Measure - incorporate metrics when feasible
Deliver - immerse yourself in the skill or change frequently
Reflect on your progress - get the feedback and reflect
Analyze and adjust - uncover patterns and plan your improvement
Repeat - it’s called a “loop” for a reason!
I have a great basis on which to do further work
“Sometimes I have a tendency to only focus on the negatives. This work has helped me realise that the positives I have, together with my passions, are actually a pretty cool combo!”
“I have some things I still need to work on. But I’m excited about where it’s heading.”
Strengths-based development is an approach focusing on identifying, nurturing, and leveraging your talents and abilities. Instead of fixating on weaknesses, the emphasis is placed on building upon strengths to achieve personal and professional goals.

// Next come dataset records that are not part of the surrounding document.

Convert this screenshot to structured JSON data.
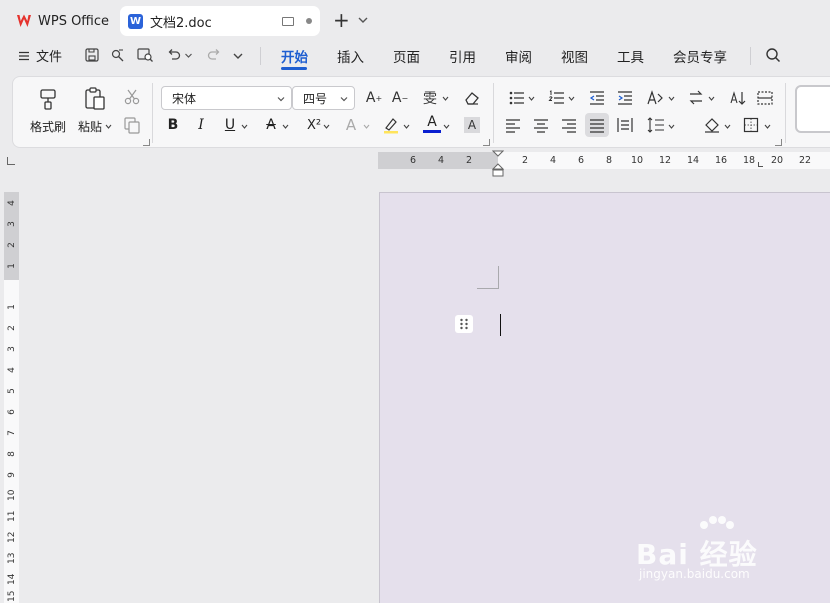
{
  "title_bar": {
    "app_tab": "WPS Office",
    "doc_tab": "文档2.doc"
  },
  "menu": {
    "file": "文件",
    "tabs": [
      {
        "label": "开始",
        "active": true
      },
      {
        "label": "插入"
      },
      {
        "label": "页面"
      },
      {
        "label": "引用"
      },
      {
        "label": "审阅"
      },
      {
        "label": "视图"
      },
      {
        "label": "工具"
      },
      {
        "label": "会员专享"
      }
    ]
  },
  "ribbon": {
    "format_painter": "格式刷",
    "paste": "粘贴",
    "font_name": "宋体",
    "font_size": "四号",
    "bold": "B",
    "italic": "I",
    "underline": "U",
    "superscript": "X²",
    "wen": "雯",
    "text_a": "A"
  },
  "ruler": {
    "top": [
      "6",
      "4",
      "2",
      "2",
      "4",
      "6",
      "8",
      "10",
      "12",
      "14",
      "16",
      "18",
      "20",
      "22"
    ],
    "left": [
      "4",
      "3",
      "2",
      "1",
      "1",
      "2",
      "3",
      "4",
      "5",
      "6",
      "7",
      "8",
      "9",
      "10",
      "11",
      "12",
      "13",
      "14",
      "15"
    ]
  },
  "watermark": {
    "brand": "Bai  经验",
    "url": "jingyan.baidu.com"
  },
  "colors": {
    "accent": "#1e5ed1",
    "page": "#e5e0ec",
    "font_color": "#0a1fd0"
  }
}
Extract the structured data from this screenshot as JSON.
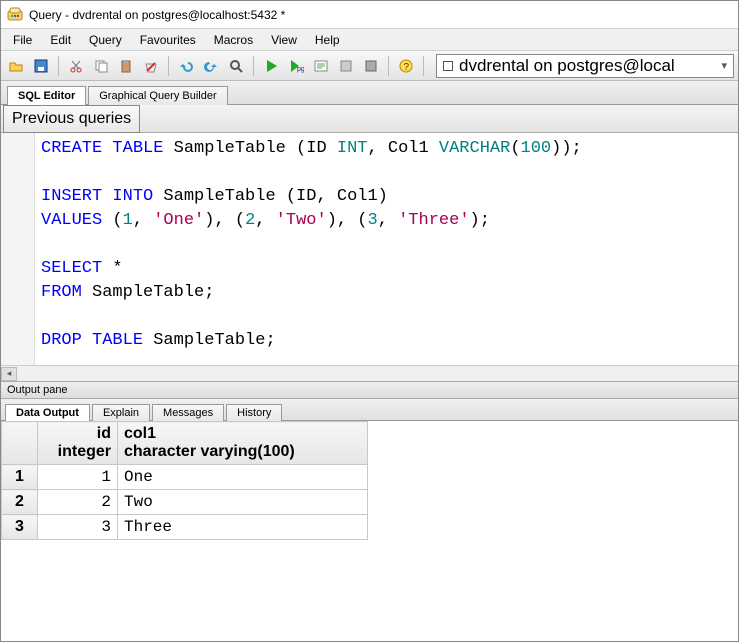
{
  "window": {
    "title": "Query - dvdrental on postgres@localhost:5432 *"
  },
  "menu": {
    "items": [
      "File",
      "Edit",
      "Query",
      "Favourites",
      "Macros",
      "View",
      "Help"
    ]
  },
  "toolbar": {
    "icons": [
      "open",
      "save",
      "cut",
      "copy",
      "paste",
      "clear",
      "undo",
      "redo",
      "find",
      "run",
      "run-pgscript",
      "explain",
      "cancel",
      "stop",
      "help"
    ],
    "connection": "dvdrental on postgres@local"
  },
  "editor_tabs": {
    "items": [
      "SQL Editor",
      "Graphical Query Builder"
    ],
    "active": 0
  },
  "prev_queries_label": "Previous queries",
  "sql": {
    "tokens": [
      [
        {
          "t": "CREATE",
          "c": "kw"
        },
        {
          "t": " ",
          "c": ""
        },
        {
          "t": "TABLE",
          "c": "kw"
        },
        {
          "t": " SampleTable ",
          "c": ""
        },
        {
          "t": "(",
          "c": ""
        },
        {
          "t": "ID ",
          "c": ""
        },
        {
          "t": "INT",
          "c": "ty"
        },
        {
          "t": ",",
          "c": ""
        },
        {
          "t": " Col1 ",
          "c": ""
        },
        {
          "t": "VARCHAR",
          "c": "ty"
        },
        {
          "t": "(",
          "c": ""
        },
        {
          "t": "100",
          "c": "num"
        },
        {
          "t": ")",
          "c": ""
        },
        {
          "t": ")",
          "c": ""
        },
        {
          "t": ";",
          "c": ""
        }
      ],
      [],
      [
        {
          "t": "INSERT",
          "c": "kw"
        },
        {
          "t": " ",
          "c": ""
        },
        {
          "t": "INTO",
          "c": "kw"
        },
        {
          "t": " SampleTable ",
          "c": ""
        },
        {
          "t": "(",
          "c": ""
        },
        {
          "t": "ID",
          "c": ""
        },
        {
          "t": ",",
          "c": ""
        },
        {
          "t": " Col1",
          "c": ""
        },
        {
          "t": ")",
          "c": ""
        }
      ],
      [
        {
          "t": "VALUES",
          "c": "kw"
        },
        {
          "t": " ",
          "c": ""
        },
        {
          "t": "(",
          "c": ""
        },
        {
          "t": "1",
          "c": "num"
        },
        {
          "t": ",",
          "c": ""
        },
        {
          "t": " ",
          "c": ""
        },
        {
          "t": "'One'",
          "c": "str"
        },
        {
          "t": ")",
          "c": ""
        },
        {
          "t": ",",
          "c": ""
        },
        {
          "t": " ",
          "c": ""
        },
        {
          "t": "(",
          "c": ""
        },
        {
          "t": "2",
          "c": "num"
        },
        {
          "t": ",",
          "c": ""
        },
        {
          "t": " ",
          "c": ""
        },
        {
          "t": "'Two'",
          "c": "str"
        },
        {
          "t": ")",
          "c": ""
        },
        {
          "t": ",",
          "c": ""
        },
        {
          "t": " ",
          "c": ""
        },
        {
          "t": "(",
          "c": ""
        },
        {
          "t": "3",
          "c": "num"
        },
        {
          "t": ",",
          "c": ""
        },
        {
          "t": " ",
          "c": ""
        },
        {
          "t": "'Three'",
          "c": "str"
        },
        {
          "t": ")",
          "c": ""
        },
        {
          "t": ";",
          "c": ""
        }
      ],
      [],
      [
        {
          "t": "SELECT",
          "c": "kw"
        },
        {
          "t": " ",
          "c": ""
        },
        {
          "t": "*",
          "c": ""
        }
      ],
      [
        {
          "t": "FROM",
          "c": "kw"
        },
        {
          "t": " SampleTable",
          "c": ""
        },
        {
          "t": ";",
          "c": ""
        }
      ],
      [],
      [
        {
          "t": "DROP",
          "c": "kw"
        },
        {
          "t": " ",
          "c": ""
        },
        {
          "t": "TABLE",
          "c": "kw"
        },
        {
          "t": " SampleTable",
          "c": ""
        },
        {
          "t": ";",
          "c": ""
        }
      ]
    ]
  },
  "output": {
    "pane_label": "Output pane",
    "tabs": {
      "items": [
        "Data Output",
        "Explain",
        "Messages",
        "History"
      ],
      "active": 0
    },
    "columns": [
      {
        "name": "id",
        "type": "integer"
      },
      {
        "name": "col1",
        "type": "character varying(100)"
      }
    ],
    "rows": [
      {
        "n": 1,
        "id": 1,
        "col1": "One"
      },
      {
        "n": 2,
        "id": 2,
        "col1": "Two"
      },
      {
        "n": 3,
        "id": 3,
        "col1": "Three"
      }
    ]
  }
}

Assuming there are no serious career blockers, there is a lot of research that suggests we get a bigger bang for our learning effort by strengthening and leveraging talents. It also tends to be more motivating.
Life-long learning may be the one skill that will never become redundant. While focusing on your passion, purpose, and talents while openly acknowledging your continuous development, you demonstrate humility and a commitment to excellence, fostering a culture of continuous improvement within your sphere of influence.
I’ve made a great start! Now how do I keep it up?
Jane’s New Year resolution – “Allow time for further development and percolation including making regular time in the new year to do further work.”
To be a lifelong learner, find your own system of learning strategies, routines, motivations, and regular checkpoints to reflect on your progress and adjust your strategies accordingly. This is crucial because it is likely your situation is continually changing too. Your approach this year may not work as well next year.
In a previous article, I wrote about Deliberate Practice, which is as much about being conscious about “how” you are learning as “what” you are learning.
Consider setting new goals and challenges to keep your skills sharp and your expertise relevant. Avoid feeling comfortable. Engage in ongoing learning and networking to stay at the forefront of industry and professional trends. Regularly congratulate yourself in your learning journal about your achievements.
And Merry Christmas, everyone!